■ Aim of the task ■
Quote the records that follow in full, leaving the pictures out.

■ Material for this task ■
########################################

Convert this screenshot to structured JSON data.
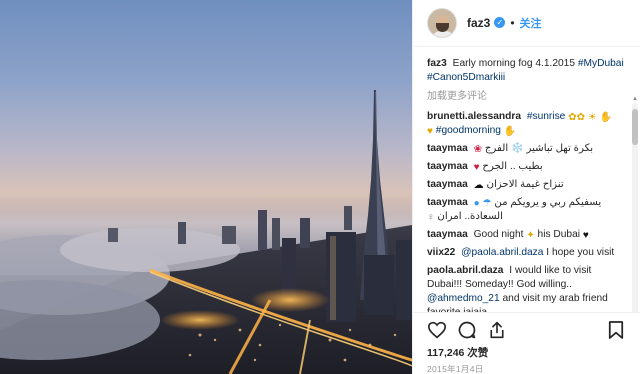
{
  "header": {
    "username": "faz3",
    "separator": "•",
    "follow_label": "关注"
  },
  "caption": {
    "username": "faz3",
    "text": "Early morning fog 4.1.2015",
    "hashtag1": "#MyDubai",
    "hashtag2": "#Canon5Dmarkiii"
  },
  "load_more_label": "加载更多评论",
  "comments": [
    {
      "user": "brunetti.alessandra",
      "text": "#sunrise",
      "tag2": "#goodmorning"
    },
    {
      "user": "taaymaa",
      "text": "بكرة تهل تباشير ❄️ الفرج"
    },
    {
      "user": "taaymaa",
      "text": "بطيب .. الجرح"
    },
    {
      "user": "taaymaa",
      "text": "تنزاح غيمة الاحزان"
    },
    {
      "user": "taaymaa",
      "text": "يسفيكم ربي و يرويكم من",
      "text2": "السعادة.. امران"
    },
    {
      "user": "taaymaa",
      "text": "Good night",
      "text2": "his Dubai"
    },
    {
      "user": "viix22",
      "text": "@paola.abril.daza",
      "text2": "I hope you visit"
    },
    {
      "user": "paola.abril.daza",
      "text": "I would like to visit Dubai!!! Someday!! God willing..",
      "mention": "@ahmedmo_21",
      "text2": "and visit my arab friend favorite jajaja"
    }
  ],
  "likes_label": "117,246 次赞",
  "date_label": "2015年1月4日",
  "icons": {
    "like": "heart-icon",
    "comment": "comment-icon",
    "share": "share-icon",
    "save": "bookmark-icon"
  }
}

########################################

■ Result below ■
Convert this screenshot to structured JSON data.
{
  "header": {
    "username": "faz3",
    "separator": "•",
    "follow_label": "关注"
  },
  "caption": {
    "username": "faz3",
    "text": "Early morning fog 4.1.2015",
    "hashtag1": "#MyDubai",
    "hashtag2": "#Canon5Dmarkiii"
  },
  "load_more_label": "加载更多评论",
  "comments": [
    {
      "user": "brunetti.alessandra",
      "text": "#sunrise",
      "tag2": "#goodmorning"
    },
    {
      "user": "taaymaa",
      "text": "بكرة تهل تباشير ❄️ الفرج"
    },
    {
      "user": "taaymaa",
      "text": "بطيب .. الجرح"
    },
    {
      "user": "taaymaa",
      "text": "تنزاح غيمة الاحزان"
    },
    {
      "user": "taaymaa",
      "text": "يسفيكم ربي و يرويكم من",
      "text2": "السعادة.. امران"
    },
    {
      "user": "taaymaa",
      "text": "Good night",
      "text2": "his Dubai"
    },
    {
      "user": "viix22",
      "text": "@paola.abril.daza",
      "text2": "I hope you visit"
    },
    {
      "user": "paola.abril.daza",
      "text": "I would like to visit Dubai!!! Someday!! God willing..",
      "mention": "@ahmedmo_21",
      "text2": "and visit my arab friend favorite jajaja"
    }
  ],
  "likes_label": "117,246 次赞",
  "date_label": "2015年1月4日",
  "icons": {
    "like": "heart-icon",
    "comment": "comment-icon",
    "share": "share-icon",
    "save": "bookmark-icon"
  }
}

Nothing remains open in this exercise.